_WHAT YOU HAVE TO DO_
Reproduce every entry that follows word for word, but omit the images.
══ MATERIAL FOR THIS EXERCISE ══
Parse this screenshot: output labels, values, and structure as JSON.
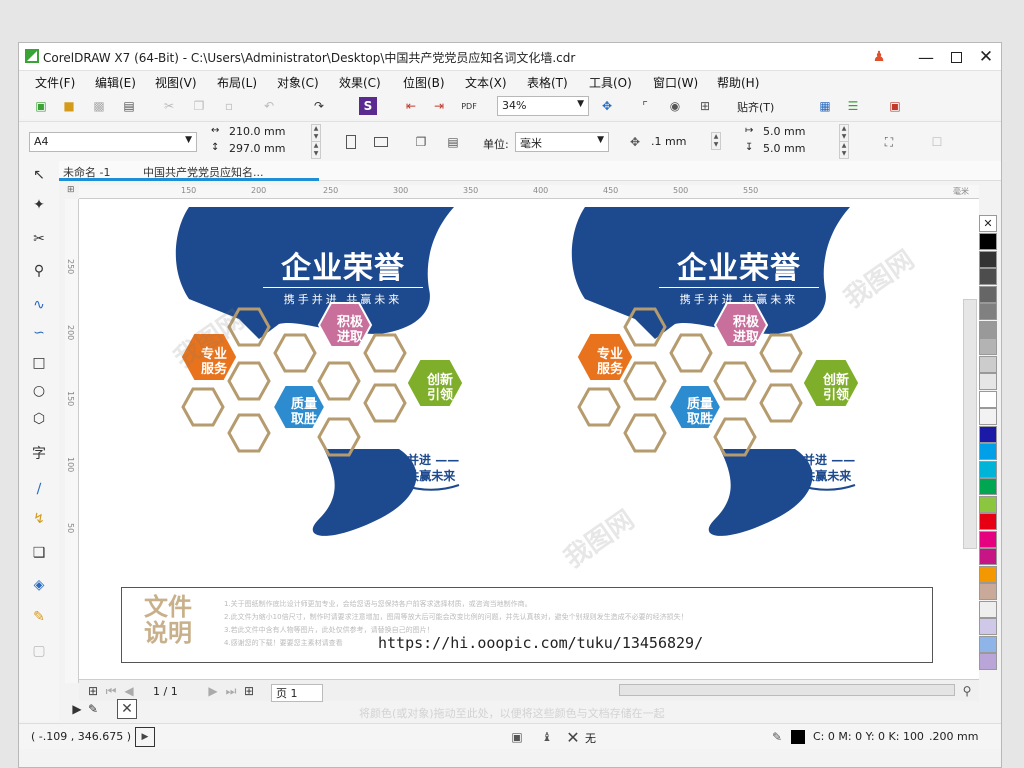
{
  "window": {
    "title": "CorelDRAW X7 (64-Bit) - C:\\Users\\Administrator\\Desktop\\中国共产党党员应知名词文化墙.cdr"
  },
  "menus": [
    "文件(F)",
    "编辑(E)",
    "视图(V)",
    "布局(L)",
    "对象(C)",
    "效果(C)",
    "位图(B)",
    "文本(X)",
    "表格(T)",
    "工具(O)",
    "窗口(W)",
    "帮助(H)"
  ],
  "toolbar": {
    "zoom": "34%",
    "snap_label": "贴齐(T)"
  },
  "property_bar": {
    "page_size": "A4",
    "width": "210.0 mm",
    "height": "297.0 mm",
    "units_label": "单位:",
    "units_value": "毫米",
    "nudge": ".1 mm",
    "dup_x": "5.0 mm",
    "dup_y": "5.0 mm"
  },
  "tabs": [
    "未命名 -1",
    "中国共产党党员应知名..."
  ],
  "ruler_h": [
    "150",
    "200",
    "250",
    "300",
    "350",
    "400",
    "450",
    "500",
    "550",
    "毫米"
  ],
  "ruler_v": [
    "250",
    "200",
    "150",
    "100",
    "50"
  ],
  "design": {
    "title": "企业荣誉",
    "subtitle": "携手并进 共赢未来",
    "hex_labels": {
      "orange": "专业\n服务",
      "pink": "积极\n进取",
      "blue": "质量\n取胜",
      "green": "创新\n引领"
    },
    "slogan_1": "携手并进",
    "slogan_2": "共赢未来"
  },
  "note_box": {
    "heading_1": "文件",
    "heading_2": "说明",
    "lines": [
      "1.关于图纸制作底比设计师更加专业，会给您语与您保持各户前客求选择材质，或咨询当地制作商。",
      "2.此文件为缩小10倍尺寸，制作时请要求注意增加，图周等放大后可能会改变比例的问题，并先认真核对，避免个别规则发生造成不必要的经济损失！",
      "3.若此文件中含有人物等图片，此处仅供参考，请替换自己的图片！",
      "4.感谢您的下载！要要您主素材请查看"
    ],
    "url": "https://hi.ooopic.com/tuku/13456829/"
  },
  "page_nav": {
    "counter": "1 / 1",
    "page_tab": "页 1"
  },
  "status": {
    "coords": "( -.109 , 346.675 )",
    "fill_label": "无",
    "color_info": "C: 0 M: 0 Y: 0 K: 100",
    "stroke_width": ".200 mm",
    "hint": "将颜色(或对象)拖动至此处，以便将这些颜色与文档存储在一起"
  },
  "watermark": "我图网",
  "colors": {
    "navy": "#1d4a8e",
    "orange": "#e8731c",
    "pink": "#c86f9b",
    "blue": "#2d8bcf",
    "green": "#7fae2a",
    "gold": "#b59b6e",
    "note_title": "#c8b08a"
  },
  "palette": [
    "#000000",
    "#333333",
    "#4d4d4d",
    "#666666",
    "#808080",
    "#999999",
    "#b3b3b3",
    "#cccccc",
    "#e6e6e6",
    "#ffffff",
    "#f2f2f2",
    "#1a1aa6",
    "#00a0e9",
    "#00b4d8",
    "#00a651",
    "#8cc63f",
    "#e60012",
    "#e4007f",
    "#c71585",
    "#f39800",
    "#c9a99a",
    "#eeeeee",
    "#d0c8e8",
    "#8fb4e8",
    "#b9a5d8"
  ]
}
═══
_RESULT FOR THIS TASK_
Parse this screenshot: output labels, values, and structure as JSON.
{
  "window": {
    "title": "CorelDRAW X7 (64-Bit) - C:\\Users\\Administrator\\Desktop\\中国共产党党员应知名词文化墙.cdr"
  },
  "menus": [
    "文件(F)",
    "编辑(E)",
    "视图(V)",
    "布局(L)",
    "对象(C)",
    "效果(C)",
    "位图(B)",
    "文本(X)",
    "表格(T)",
    "工具(O)",
    "窗口(W)",
    "帮助(H)"
  ],
  "toolbar": {
    "zoom": "34%",
    "snap_label": "贴齐(T)"
  },
  "property_bar": {
    "page_size": "A4",
    "width": "210.0 mm",
    "height": "297.0 mm",
    "units_label": "单位:",
    "units_value": "毫米",
    "nudge": ".1 mm",
    "dup_x": "5.0 mm",
    "dup_y": "5.0 mm"
  },
  "tabs": [
    "未命名 -1",
    "中国共产党党员应知名..."
  ],
  "ruler_h": [
    "150",
    "200",
    "250",
    "300",
    "350",
    "400",
    "450",
    "500",
    "550",
    "毫米"
  ],
  "ruler_v": [
    "250",
    "200",
    "150",
    "100",
    "50"
  ],
  "design": {
    "title": "企业荣誉",
    "subtitle": "携手并进 共赢未来",
    "hex_labels": {
      "orange": "专业\n服务",
      "pink": "积极\n进取",
      "blue": "质量\n取胜",
      "green": "创新\n引领"
    },
    "slogan_1": "携手并进",
    "slogan_2": "共赢未来"
  },
  "note_box": {
    "heading_1": "文件",
    "heading_2": "说明",
    "lines": [
      "1.关于图纸制作底比设计师更加专业，会给您语与您保持各户前客求选择材质，或咨询当地制作商。",
      "2.此文件为缩小10倍尺寸，制作时请要求注意增加，图周等放大后可能会改变比例的问题，并先认真核对，避免个别规则发生造成不必要的经济损失！",
      "3.若此文件中含有人物等图片，此处仅供参考，请替换自己的图片！",
      "4.感谢您的下载！要要您主素材请查看"
    ],
    "url": "https://hi.ooopic.com/tuku/13456829/"
  },
  "page_nav": {
    "counter": "1 / 1",
    "page_tab": "页 1"
  },
  "status": {
    "coords": "( -.109 , 346.675 )",
    "fill_label": "无",
    "color_info": "C: 0 M: 0 Y: 0 K: 100",
    "stroke_width": ".200 mm",
    "hint": "将颜色(或对象)拖动至此处，以便将这些颜色与文档存储在一起"
  },
  "watermark": "我图网",
  "colors": {
    "navy": "#1d4a8e",
    "orange": "#e8731c",
    "pink": "#c86f9b",
    "blue": "#2d8bcf",
    "green": "#7fae2a",
    "gold": "#b59b6e",
    "note_title": "#c8b08a"
  },
  "palette": [
    "#000000",
    "#333333",
    "#4d4d4d",
    "#666666",
    "#808080",
    "#999999",
    "#b3b3b3",
    "#cccccc",
    "#e6e6e6",
    "#ffffff",
    "#f2f2f2",
    "#1a1aa6",
    "#00a0e9",
    "#00b4d8",
    "#00a651",
    "#8cc63f",
    "#e60012",
    "#e4007f",
    "#c71585",
    "#f39800",
    "#c9a99a",
    "#eeeeee",
    "#d0c8e8",
    "#8fb4e8",
    "#b9a5d8"
  ]
}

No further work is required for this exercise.